Although mainstream American media have focused on the recent violence in Jerusalem and Israeli strikes on West Bank towns such as Nablus, less attention has been paid to the volatile situation on the Israeli-Lebanese border, where escalating violence could force either nation to play the war card.
In recent months the Iranian-backed Shiite group Hezbollah (Party of God) has stepped up terrorist attacks from Syrian-occupied Lebanon. In April and early July, Israel retaliated with F-16s to penetrate and destroy Syrian outposts in Lebanon that were supporting Hezbollah attacks on the Israeli-controlled Sheeba Farms. Senior Israeli military officials warn that Hezbollah could transform this low-intensity conflict in Israel into a regional war between the Israelis and a Syrian-backed coalition.
All sides have been scrambling in recent weeks for a heavy-duty clash. The Jerusalem Post reported on July 9 that "elite Iranian Revolutionary Guards are in Lebanon, manning roughly 20 Hezbollah outposts armed with Fagr-5 rockets that can damage the port city of Haifa." On July 21, the Israeli Army prepared for a global call-up of Israelis around the world; the same week Syria's deputy president visited Iran to coordinate a joint defense in case of an all-out war with Israel.
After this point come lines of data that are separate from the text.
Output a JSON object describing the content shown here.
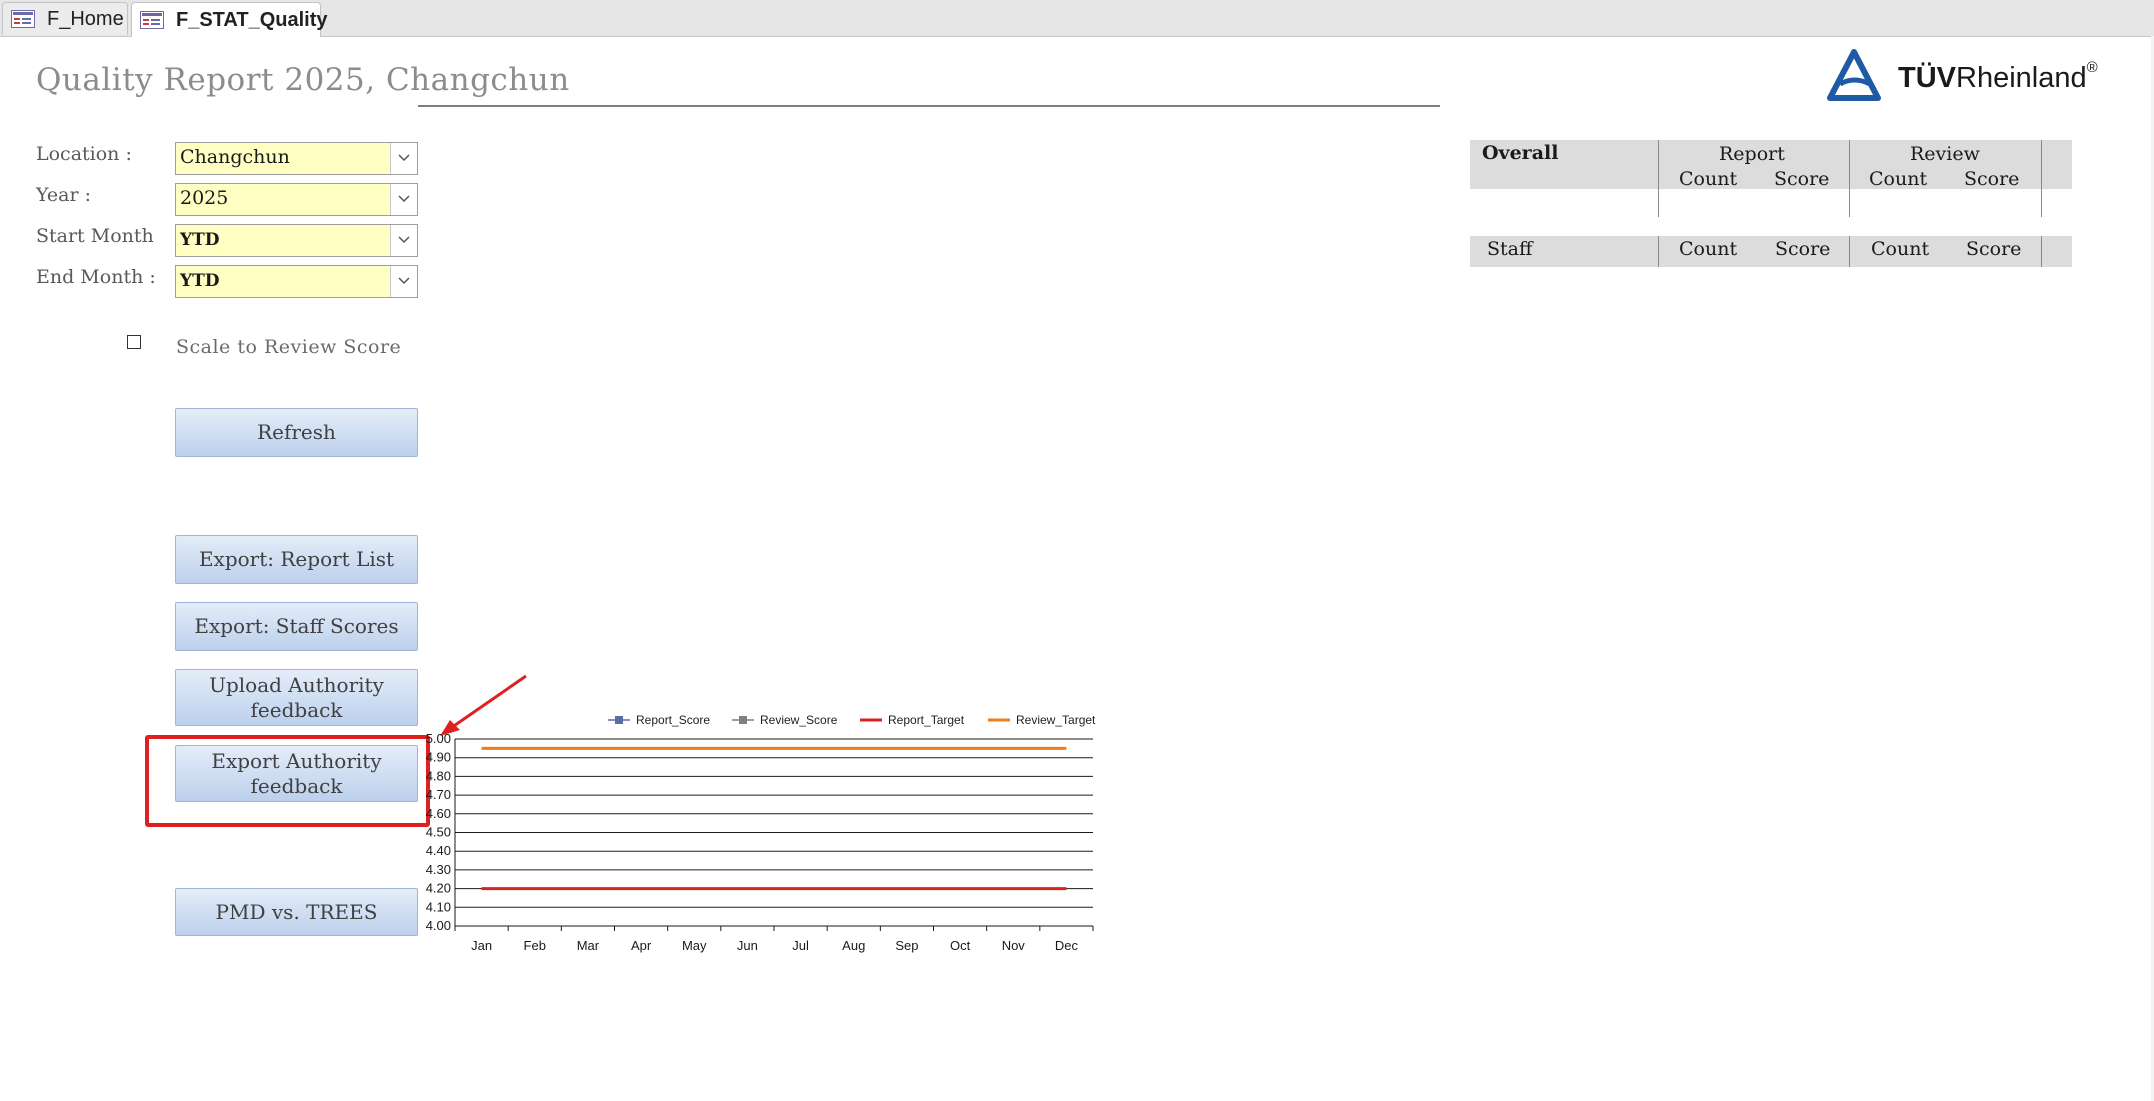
{
  "tabs": [
    {
      "label": "F_Home",
      "active": false
    },
    {
      "label": "F_STAT_Quality",
      "active": true
    }
  ],
  "title": "Quality Report 2025, Changchun",
  "logo": {
    "bold": "TÜV",
    "rest": "Rheinland",
    "mark": "®"
  },
  "filters": {
    "location": {
      "label": "Location :",
      "value": "Changchun"
    },
    "year": {
      "label": "Year :",
      "value": "2025"
    },
    "start_month": {
      "label": "Start Month",
      "value": "YTD"
    },
    "end_month": {
      "label": "End Month :",
      "value": "YTD"
    }
  },
  "scale_checkbox": {
    "label": "Scale to Review Score",
    "checked": false
  },
  "buttons": {
    "refresh": "Refresh",
    "export_report_list": "Export: Report List",
    "export_staff_scores": "Export: Staff Scores",
    "upload_authority_feedback": "Upload Authority feedback",
    "export_authority_feedback": "Export Authority feedback",
    "pmd_vs_trees": "PMD vs. TREES"
  },
  "overall_table": {
    "overall": "Overall",
    "report": "Report",
    "review": "Review",
    "count": "Count",
    "score": "Score"
  },
  "staff_table": {
    "staff": "Staff",
    "count": "Count",
    "score": "Score"
  },
  "colors": {
    "report_target": "#d9231c",
    "review_target": "#ef7d1a",
    "report_score": "#5a6fa8",
    "review_score": "#7f7f7f",
    "highlight": "#e02020"
  },
  "chart_data": {
    "type": "line",
    "categories": [
      "Jan",
      "Feb",
      "Mar",
      "Apr",
      "May",
      "Jun",
      "Jul",
      "Aug",
      "Sep",
      "Oct",
      "Nov",
      "Dec"
    ],
    "ylim": [
      4.0,
      5.0
    ],
    "yticks": [
      "4.00",
      "4.10",
      "4.20",
      "4.30",
      "4.40",
      "4.50",
      "4.60",
      "4.70",
      "4.80",
      "4.90",
      "5.00"
    ],
    "series": [
      {
        "name": "Report_Score",
        "values": []
      },
      {
        "name": "Review_Score",
        "values": []
      },
      {
        "name": "Report_Target",
        "values": [
          4.2,
          4.2,
          4.2,
          4.2,
          4.2,
          4.2,
          4.2,
          4.2,
          4.2,
          4.2,
          4.2,
          4.2
        ]
      },
      {
        "name": "Review_Target",
        "values": [
          4.95,
          4.95,
          4.95,
          4.95,
          4.95,
          4.95,
          4.95,
          4.95,
          4.95,
          4.95,
          4.95,
          4.95
        ]
      }
    ],
    "legend": "top"
  }
}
On Aug. 5, Lebanon's Daily Star newspaper reported that "the U.S. relayed a warning to Lebanon that Beirut will be targeted in response to any further attacks by Hezbollah fighters."
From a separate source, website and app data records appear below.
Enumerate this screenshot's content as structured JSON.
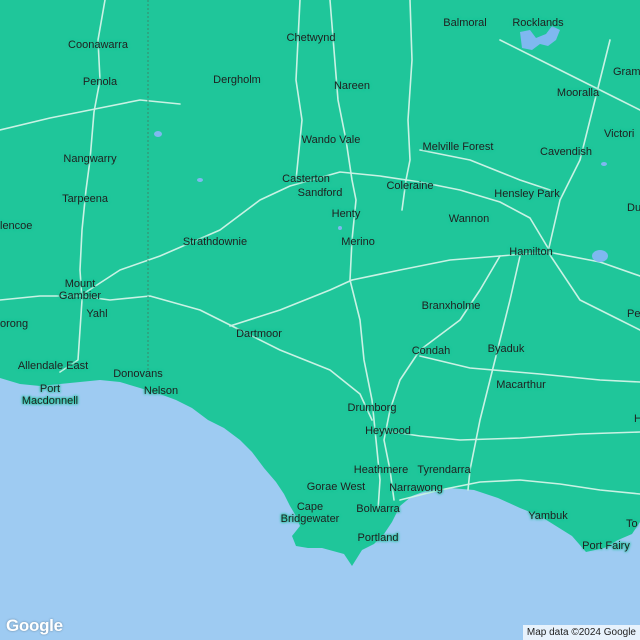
{
  "map": {
    "colors": {
      "land": "#1fc69a",
      "water": "#9ecbf2",
      "roads": "#c9f2e4",
      "lakes": "#7fb8f0"
    },
    "places": [
      {
        "id": "coonawarra",
        "label": "Coonawarra"
      },
      {
        "id": "chetwynd",
        "label": "Chetwynd"
      },
      {
        "id": "balmoral",
        "label": "Balmoral"
      },
      {
        "id": "rocklands",
        "label": "Rocklands"
      },
      {
        "id": "penola",
        "label": "Penola"
      },
      {
        "id": "dergholm",
        "label": "Dergholm"
      },
      {
        "id": "nareen",
        "label": "Nareen"
      },
      {
        "id": "mooralla",
        "label": "Mooralla"
      },
      {
        "id": "gram",
        "label": "Gram"
      },
      {
        "id": "wando-vale",
        "label": "Wando Vale"
      },
      {
        "id": "victoria",
        "label": "Victori"
      },
      {
        "id": "melville-forest",
        "label": "Melville Forest"
      },
      {
        "id": "cavendish",
        "label": "Cavendish"
      },
      {
        "id": "nangwarry",
        "label": "Nangwarry"
      },
      {
        "id": "casterton",
        "label": "Casterton"
      },
      {
        "id": "sandford",
        "label": "Sandford"
      },
      {
        "id": "coleraine",
        "label": "Coleraine"
      },
      {
        "id": "hensley-park",
        "label": "Hensley Park"
      },
      {
        "id": "tarpeena",
        "label": "Tarpeena"
      },
      {
        "id": "henty",
        "label": "Henty"
      },
      {
        "id": "wannon",
        "label": "Wannon"
      },
      {
        "id": "du",
        "label": "Du"
      },
      {
        "id": "glencoe",
        "label": "lencoe"
      },
      {
        "id": "strathdownie",
        "label": "Strathdownie"
      },
      {
        "id": "merino",
        "label": "Merino"
      },
      {
        "id": "hamilton",
        "label": "Hamilton"
      },
      {
        "id": "mount-gambier",
        "lines": [
          "Mount",
          "Gambier"
        ]
      },
      {
        "id": "branxholme",
        "label": "Branxholme"
      },
      {
        "id": "yahl",
        "label": "Yahl"
      },
      {
        "id": "penshurst",
        "label": "Penshu"
      },
      {
        "id": "dartmoor",
        "label": "Dartmoor"
      },
      {
        "id": "orong",
        "label": "orong"
      },
      {
        "id": "condah",
        "label": "Condah"
      },
      {
        "id": "byaduk",
        "label": "Byaduk"
      },
      {
        "id": "allendale-east",
        "label": "Allendale East"
      },
      {
        "id": "donovans",
        "label": "Donovans"
      },
      {
        "id": "macarthur",
        "label": "Macarthur"
      },
      {
        "id": "port-macdonnell",
        "lines": [
          "Port",
          "Macdonnell"
        ]
      },
      {
        "id": "nelson",
        "label": "Nelson"
      },
      {
        "id": "drumborg",
        "label": "Drumborg"
      },
      {
        "id": "hawkesdale",
        "label": "Hawke"
      },
      {
        "id": "heywood",
        "label": "Heywood"
      },
      {
        "id": "heathmere",
        "label": "Heathmere"
      },
      {
        "id": "tyrendarra",
        "label": "Tyrendarra"
      },
      {
        "id": "gorae-west",
        "label": "Gorae West"
      },
      {
        "id": "narrawong",
        "label": "Narrawong"
      },
      {
        "id": "cape-bridgewater",
        "lines": [
          "Cape",
          "Bridgewater"
        ]
      },
      {
        "id": "bolwarra",
        "label": "Bolwarra"
      },
      {
        "id": "yambuk",
        "label": "Yambuk"
      },
      {
        "id": "portland",
        "label": "Portland"
      },
      {
        "id": "port-fairy",
        "label": "Port Fairy"
      },
      {
        "id": "to",
        "label": "To"
      }
    ]
  },
  "branding": {
    "logo": "Google"
  },
  "attribution": "Map data ©2024 Google"
}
This perilous game of brinksmanship easily could get out of hand, observers say. Lily Poliack, an expert at the Hebrew University in Jerusalem on crisis behavior, said in early June, "If Hezbollah were to attack Israel in a manner viewed by Israelis as going beyond the bounds of a conventional attack -- such as a severe biological-chemical weapons assault -- Prime Minister Ariel Sharon would have little alternative but to launch a counterstrike, not only against Hezbollah, but also Syria proper."
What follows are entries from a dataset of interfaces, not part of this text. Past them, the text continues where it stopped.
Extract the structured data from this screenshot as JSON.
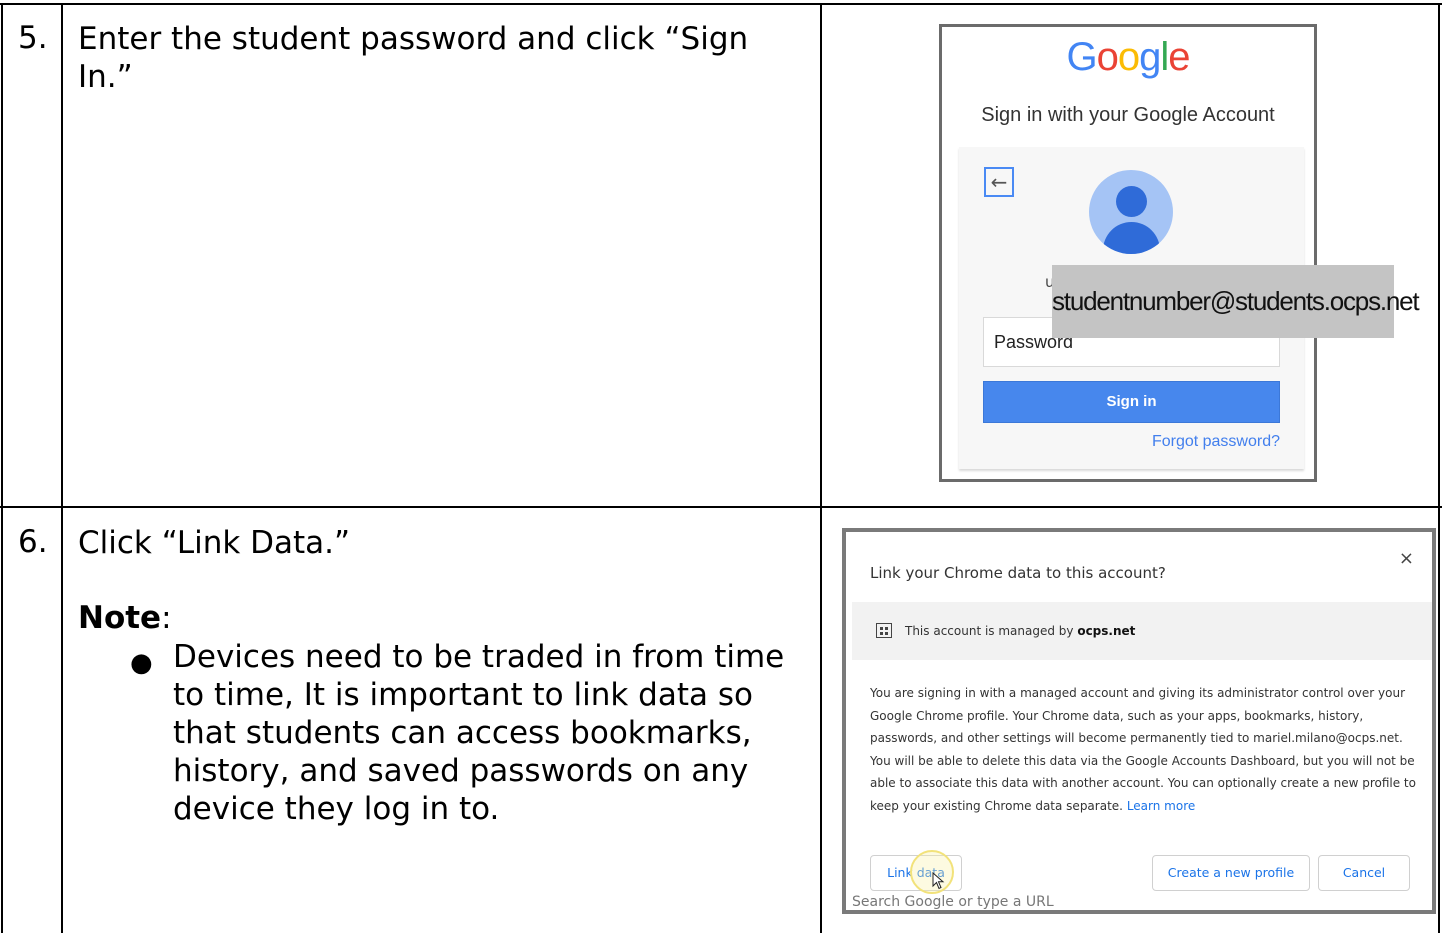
{
  "rows": [
    {
      "number": "5.",
      "instruction": "Enter the student password and click “Sign In.”"
    },
    {
      "number": "6.",
      "instruction": "Click “Link Data.”",
      "note_label": "Note",
      "note_colon": ":",
      "bullet": "Devices need to be traded in from time to time, It is important to link data so that students can access bookmarks, history, and saved passwords on any device they log in to."
    }
  ],
  "google_signin": {
    "logo_letters": [
      "G",
      "o",
      "o",
      "g",
      "l",
      "e"
    ],
    "logo_colors": [
      "#4285f4",
      "#ea4335",
      "#fbbc05",
      "#4285f4",
      "#34a853",
      "#ea4335"
    ],
    "title": "Sign in with your Google Account",
    "email_fragment": "u",
    "password_placeholder": "Password",
    "sign_in_label": "Sign in",
    "forgot_label": "Forgot password?",
    "email_overlay": "studentnumber@students.ocps.net"
  },
  "link_dialog": {
    "title": "Link your Chrome data to this account?",
    "close_symbol": "×",
    "managed_prefix": "This account is managed by ",
    "managed_domain": "ocps.net",
    "body": "You are signing in with a managed account and giving its administrator control over your Google Chrome profile. Your Chrome data, such as your apps, bookmarks, history, passwords, and other settings will become permanently tied to mariel.milano@ocps.net. You will be able to delete this data via the Google Accounts Dashboard, but you will not be able to associate this data with another account. You can optionally create a new profile to keep your existing Chrome data separate.",
    "learn_more": "Learn more",
    "link_data_label": "Link data",
    "create_profile_label": "Create a new profile",
    "cancel_label": "Cancel",
    "ghost_text": "Search Google or type a URL"
  }
}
Meron Medzini, a prominent Israeli political analyst and former press secretary for then-prime minister Golda Meir, tells the National Defense Council Foundation (NDCF) that he's concerned about weapons of mass destruction -- chemical, biological and nuclear -- filtering down from governments to state-sponsored proxy groups, such as Hezbollah, that are not fully under rein. This threat surfaced on Feb. 5, 2000, in a U.S. District Court in New York with the testimony of a member of Osama bin Laden's Al Quaeda terrorist network, who stated that he attempted to buy enriched uranium for a future terrorist attack. …